 One or more support bars 21 are provided in order to render the connection between the U-section rail 7 and the support plate 13 more rigid. The support bar 21 runs between the outer leg 9 of the U-section rail 7 and the free end of the support plate 13, with the effect that a triangular cross section is established between the support plate 13, the U-section rail 7 and the support bar 21. The corresponding support bar 21 absorbs the horizontal force components exerted by the force F and the U-section rail 7 is stabilised with the effect that the outer leg 9 of the U-section rail 7 in particular cannot be pushed away outwards.
 For aesthetic reasons, the inner and the outer legs 8 and 9 of the U-section rail 7 are dimensioned with the same height.
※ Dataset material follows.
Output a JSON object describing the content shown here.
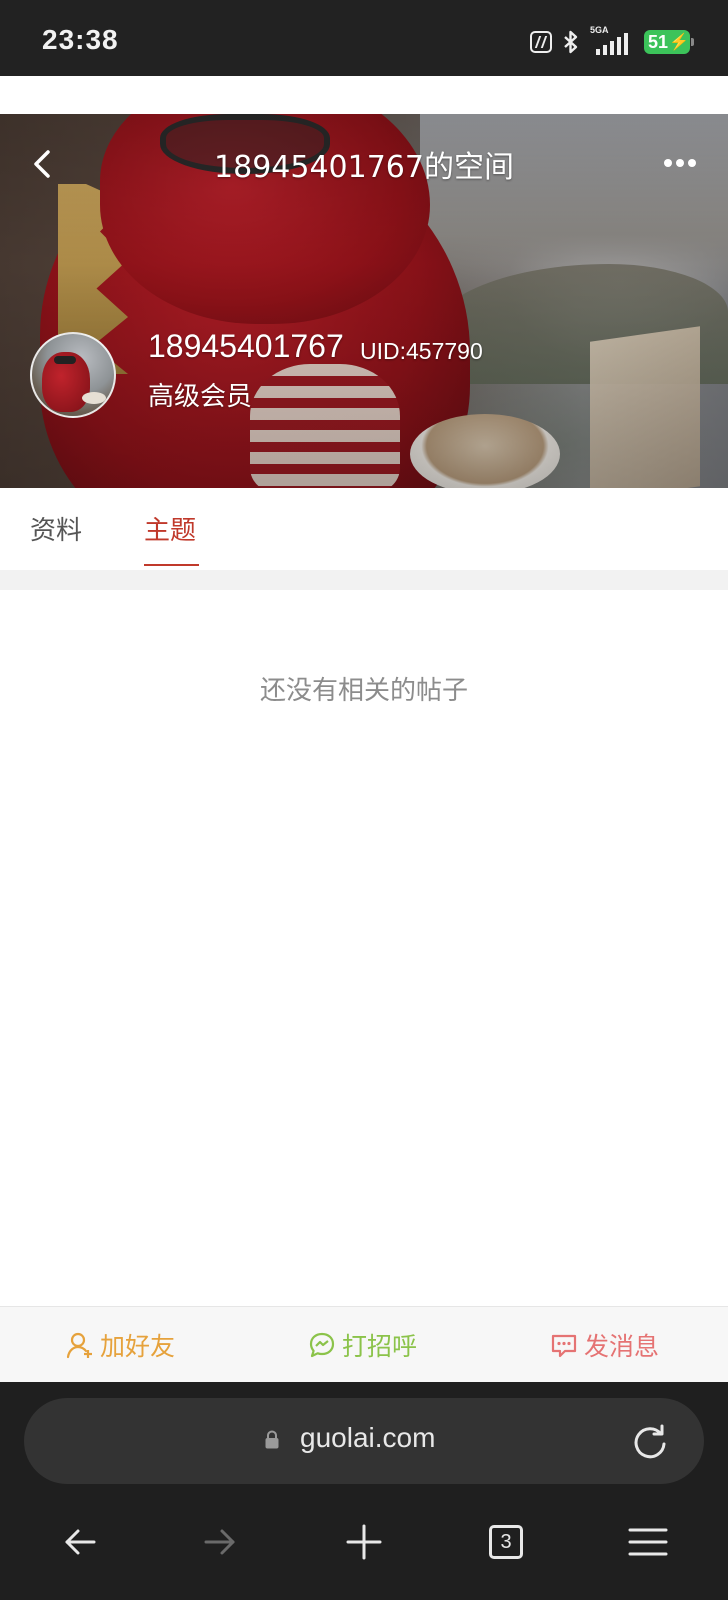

However, it is also possible for the inner leg 8 to be made smaller than the outer leg 9, because the compressive force absorbed by the inner leg 8 exclusively acts in the lower area of the leg 8.
 A plurality of cover sections 27 is provided in order to protect the fixture 1 against driving rain, UV light from the sun and other environmental influences, and these cover sections 27 can be clipped or screwed onto the fixture 1, in particular onto the outer legs 9. The cover sections 27 are, for example, weather protection rails or window sills made from metal.
 FIGS. 3a and 3b show the attachment of the support plate 13 onto the masonry 12. The support legs 14 of the support plate 13 are inserted in the grout 25 and are held by this grout 25. Furthermore, one of the through-holes 20' (FIG. 4) is provided by means of which the grout 25 (FIG. 3b) is filled directly into the channel 18 (FIGS. 2a and 2b) in question.
 FIG. 3b shows that the individual support bars 21 which are spaced apart from one another can also be configured as a continuous holding plate 21' (FIG. 4). In order to create access from the outside to the threaded pins 16 and the through-holes 20 or 20', it is necessary to work a recess 22 into the holding plate 21'.
 FIGS. 2a and 2b show the arrangement of the through-holes 20 for the threaded pins 16, and FIG. 4 shows the through-hole 20' for filling in the grout 25.
 Furthermore, FIGS. 3a, 3b and 4 show the anchoring of the support plate 13 on the masonry 12. An expanding wall plug 16' is inserted in a slot 29 worked into the support plate 13, and the wall plug 16' is inserted into a hole provided in the masonry 12 and then expanded in the hole by screwing on a nut in the normal way. To provide additional securing, a washer with a toothed profile 28 is provided between the nut and the upper side of the support plate 13. The toothed profile 28 is adapted to the surface contour of the support plate 13 in such a way that these components are connected to one another in a form-locking connection.
Patent applications by Bernhard Feigl, Lochau AT
Patent applications in class Helical anchoring feature
Patent applications in all subclasses Helical anchoring feature